Elevated CO2 concentrations alter nitrogen metabolism and accelerate senescence in sunflower (Helianthus annuus L.) plants
L. De la Mata, P. De la Haba, J.M. Alamillo, M. Pineda, E. Agüerahttps://doi.org/10.17221/70/2013-PSECitation:De la Mata L., De la Haba P., Alamillo J.M., Pineda M., Agüera E. (2013): Elevated CO2 concentrations alter nitrogen metabolism and accelerate senescence in sunflower (Helianthus annuus L.) plants . Plant Soil Environ., 59: 303-308.

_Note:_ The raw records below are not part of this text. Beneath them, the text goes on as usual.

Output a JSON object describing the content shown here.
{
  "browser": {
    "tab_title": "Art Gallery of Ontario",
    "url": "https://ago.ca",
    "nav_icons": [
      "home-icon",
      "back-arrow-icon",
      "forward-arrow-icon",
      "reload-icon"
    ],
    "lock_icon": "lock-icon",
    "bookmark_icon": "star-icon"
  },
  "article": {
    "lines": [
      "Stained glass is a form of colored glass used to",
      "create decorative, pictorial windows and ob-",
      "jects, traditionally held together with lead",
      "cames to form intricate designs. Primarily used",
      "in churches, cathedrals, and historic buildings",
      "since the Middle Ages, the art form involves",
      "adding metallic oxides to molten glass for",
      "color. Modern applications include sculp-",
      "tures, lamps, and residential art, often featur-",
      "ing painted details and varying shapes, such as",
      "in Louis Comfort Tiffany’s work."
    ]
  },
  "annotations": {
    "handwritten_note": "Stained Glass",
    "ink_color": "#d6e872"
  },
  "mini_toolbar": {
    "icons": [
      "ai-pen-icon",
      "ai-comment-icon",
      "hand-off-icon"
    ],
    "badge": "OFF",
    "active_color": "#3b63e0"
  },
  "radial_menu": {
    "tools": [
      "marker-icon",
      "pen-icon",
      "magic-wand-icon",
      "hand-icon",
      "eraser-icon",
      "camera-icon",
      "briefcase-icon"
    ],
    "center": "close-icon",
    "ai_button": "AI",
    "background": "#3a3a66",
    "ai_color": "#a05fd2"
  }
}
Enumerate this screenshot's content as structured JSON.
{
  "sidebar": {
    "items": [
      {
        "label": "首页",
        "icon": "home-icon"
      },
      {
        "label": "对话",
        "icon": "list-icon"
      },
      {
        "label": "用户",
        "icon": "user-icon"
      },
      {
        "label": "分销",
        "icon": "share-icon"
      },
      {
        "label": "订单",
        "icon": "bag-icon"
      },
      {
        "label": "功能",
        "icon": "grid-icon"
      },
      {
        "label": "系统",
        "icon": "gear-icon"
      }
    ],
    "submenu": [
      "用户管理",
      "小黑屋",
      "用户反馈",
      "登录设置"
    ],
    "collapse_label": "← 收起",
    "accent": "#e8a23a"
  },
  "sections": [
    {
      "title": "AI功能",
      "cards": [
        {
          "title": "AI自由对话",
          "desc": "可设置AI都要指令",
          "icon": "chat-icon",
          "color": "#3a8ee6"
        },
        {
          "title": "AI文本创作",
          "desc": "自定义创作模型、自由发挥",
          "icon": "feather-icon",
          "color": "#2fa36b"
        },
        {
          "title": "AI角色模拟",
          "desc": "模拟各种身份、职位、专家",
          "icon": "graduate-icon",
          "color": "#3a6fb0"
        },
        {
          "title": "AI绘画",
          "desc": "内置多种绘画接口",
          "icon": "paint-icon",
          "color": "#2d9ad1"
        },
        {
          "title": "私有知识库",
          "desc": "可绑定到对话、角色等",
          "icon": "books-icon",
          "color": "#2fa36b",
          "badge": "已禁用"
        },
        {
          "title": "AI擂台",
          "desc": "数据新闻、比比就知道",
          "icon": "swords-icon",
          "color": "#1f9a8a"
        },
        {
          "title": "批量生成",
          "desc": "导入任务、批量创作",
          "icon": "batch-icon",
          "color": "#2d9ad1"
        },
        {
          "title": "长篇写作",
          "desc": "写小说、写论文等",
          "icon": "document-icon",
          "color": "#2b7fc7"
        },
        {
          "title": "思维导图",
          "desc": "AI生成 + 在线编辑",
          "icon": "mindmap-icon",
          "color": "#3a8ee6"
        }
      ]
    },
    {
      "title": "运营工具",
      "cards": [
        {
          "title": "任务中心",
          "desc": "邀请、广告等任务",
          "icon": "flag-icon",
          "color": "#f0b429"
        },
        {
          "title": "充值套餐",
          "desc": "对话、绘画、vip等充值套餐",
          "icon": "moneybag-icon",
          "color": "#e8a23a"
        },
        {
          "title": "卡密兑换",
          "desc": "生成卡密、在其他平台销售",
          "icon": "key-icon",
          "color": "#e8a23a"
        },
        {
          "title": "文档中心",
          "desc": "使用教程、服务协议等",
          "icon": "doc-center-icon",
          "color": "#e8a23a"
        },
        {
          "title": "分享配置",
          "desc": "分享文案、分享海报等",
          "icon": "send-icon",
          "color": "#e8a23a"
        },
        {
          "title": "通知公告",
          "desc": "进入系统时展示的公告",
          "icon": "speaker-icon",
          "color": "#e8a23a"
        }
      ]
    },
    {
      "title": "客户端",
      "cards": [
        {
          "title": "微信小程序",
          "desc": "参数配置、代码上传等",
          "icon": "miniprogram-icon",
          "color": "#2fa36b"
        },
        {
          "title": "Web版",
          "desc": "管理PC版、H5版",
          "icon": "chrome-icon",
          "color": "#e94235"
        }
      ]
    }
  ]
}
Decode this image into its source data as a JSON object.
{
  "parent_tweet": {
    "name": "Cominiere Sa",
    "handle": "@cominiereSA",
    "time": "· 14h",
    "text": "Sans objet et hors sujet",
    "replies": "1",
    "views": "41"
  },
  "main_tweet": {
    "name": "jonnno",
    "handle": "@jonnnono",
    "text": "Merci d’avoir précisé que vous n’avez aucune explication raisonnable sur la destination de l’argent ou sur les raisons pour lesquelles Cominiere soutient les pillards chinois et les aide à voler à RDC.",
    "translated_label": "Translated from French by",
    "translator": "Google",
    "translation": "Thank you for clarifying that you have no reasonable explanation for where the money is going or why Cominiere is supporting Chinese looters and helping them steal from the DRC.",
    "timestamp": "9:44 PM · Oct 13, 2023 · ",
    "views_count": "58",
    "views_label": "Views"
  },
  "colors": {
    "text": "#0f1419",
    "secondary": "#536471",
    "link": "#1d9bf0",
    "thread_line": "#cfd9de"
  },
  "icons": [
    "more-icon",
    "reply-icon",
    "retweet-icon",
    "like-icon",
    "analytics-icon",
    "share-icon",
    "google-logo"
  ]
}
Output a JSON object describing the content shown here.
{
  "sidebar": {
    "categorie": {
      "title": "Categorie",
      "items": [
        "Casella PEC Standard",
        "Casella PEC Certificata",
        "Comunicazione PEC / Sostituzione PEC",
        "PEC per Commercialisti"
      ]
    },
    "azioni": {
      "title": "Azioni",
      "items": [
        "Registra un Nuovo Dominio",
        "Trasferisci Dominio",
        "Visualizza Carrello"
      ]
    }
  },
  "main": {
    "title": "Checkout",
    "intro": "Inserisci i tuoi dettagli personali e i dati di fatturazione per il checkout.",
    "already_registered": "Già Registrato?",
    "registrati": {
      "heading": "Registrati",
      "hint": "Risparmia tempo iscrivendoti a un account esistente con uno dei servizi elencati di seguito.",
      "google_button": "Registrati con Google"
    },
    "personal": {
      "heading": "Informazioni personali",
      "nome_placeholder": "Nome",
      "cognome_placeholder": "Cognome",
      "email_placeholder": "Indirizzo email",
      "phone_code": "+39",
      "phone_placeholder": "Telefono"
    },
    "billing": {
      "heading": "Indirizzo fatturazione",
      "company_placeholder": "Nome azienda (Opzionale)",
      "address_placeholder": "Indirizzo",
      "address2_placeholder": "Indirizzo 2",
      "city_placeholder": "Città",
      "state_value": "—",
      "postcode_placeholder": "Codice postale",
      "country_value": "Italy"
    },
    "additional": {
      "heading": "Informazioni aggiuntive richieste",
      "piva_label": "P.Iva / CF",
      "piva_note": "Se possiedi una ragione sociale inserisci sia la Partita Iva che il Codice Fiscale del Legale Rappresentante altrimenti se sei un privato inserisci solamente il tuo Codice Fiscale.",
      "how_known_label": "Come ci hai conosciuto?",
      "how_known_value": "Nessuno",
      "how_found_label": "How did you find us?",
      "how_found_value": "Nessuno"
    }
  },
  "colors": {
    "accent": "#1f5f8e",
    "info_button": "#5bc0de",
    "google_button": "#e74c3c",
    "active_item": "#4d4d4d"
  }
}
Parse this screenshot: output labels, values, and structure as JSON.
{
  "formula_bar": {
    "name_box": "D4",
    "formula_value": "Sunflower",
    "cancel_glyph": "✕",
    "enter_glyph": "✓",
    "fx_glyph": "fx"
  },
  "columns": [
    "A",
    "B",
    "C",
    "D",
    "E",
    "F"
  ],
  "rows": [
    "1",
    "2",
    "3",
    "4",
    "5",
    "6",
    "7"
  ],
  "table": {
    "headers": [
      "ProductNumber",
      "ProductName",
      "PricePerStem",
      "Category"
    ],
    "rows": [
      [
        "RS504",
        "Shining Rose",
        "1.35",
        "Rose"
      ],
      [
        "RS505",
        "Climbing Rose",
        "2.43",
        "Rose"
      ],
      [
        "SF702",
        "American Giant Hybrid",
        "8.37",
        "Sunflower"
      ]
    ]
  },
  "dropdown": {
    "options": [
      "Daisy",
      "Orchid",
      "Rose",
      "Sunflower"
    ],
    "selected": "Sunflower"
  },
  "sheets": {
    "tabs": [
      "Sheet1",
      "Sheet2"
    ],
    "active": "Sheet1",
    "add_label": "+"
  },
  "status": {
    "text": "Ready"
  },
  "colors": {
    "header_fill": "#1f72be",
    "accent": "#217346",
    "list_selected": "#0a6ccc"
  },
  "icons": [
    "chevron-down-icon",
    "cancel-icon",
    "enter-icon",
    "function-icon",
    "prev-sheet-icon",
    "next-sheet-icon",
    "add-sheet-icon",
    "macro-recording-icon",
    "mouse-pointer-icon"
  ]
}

Elevated CO2 concentrations were found to cause early senescence during leaf development in sunflower (Helianthus annuus L.) plants, probably by reducing nitrogen availability since key enzymes of nitrogen metabolism, including nitrate reductase (NR); glutamine synthetase (GS) and glutamate dehydrogenase (GDH), were affected. Elevated CO2 concentrations significantly decreased the activity of nitrogen assimilation enzymes (NR and GS) and increased GDH deaminating activities. Moreover, they substantially rose the transcript levels of GS1 while lowering those of GS2. Increased atmospheric CO2 concentrations doubled the CO2 fixation and increased transpiration rates, although these parameters decreased during leaf ontogeny. It can be concluded that elevated atmospheric CO2 concentrations alter enzymes involved in nitrogen metabolism at the transcriptional and post-transcriptional levels, thereby boosting mobilization of nitrogen in leaves and triggering early senescence in sunflower plants.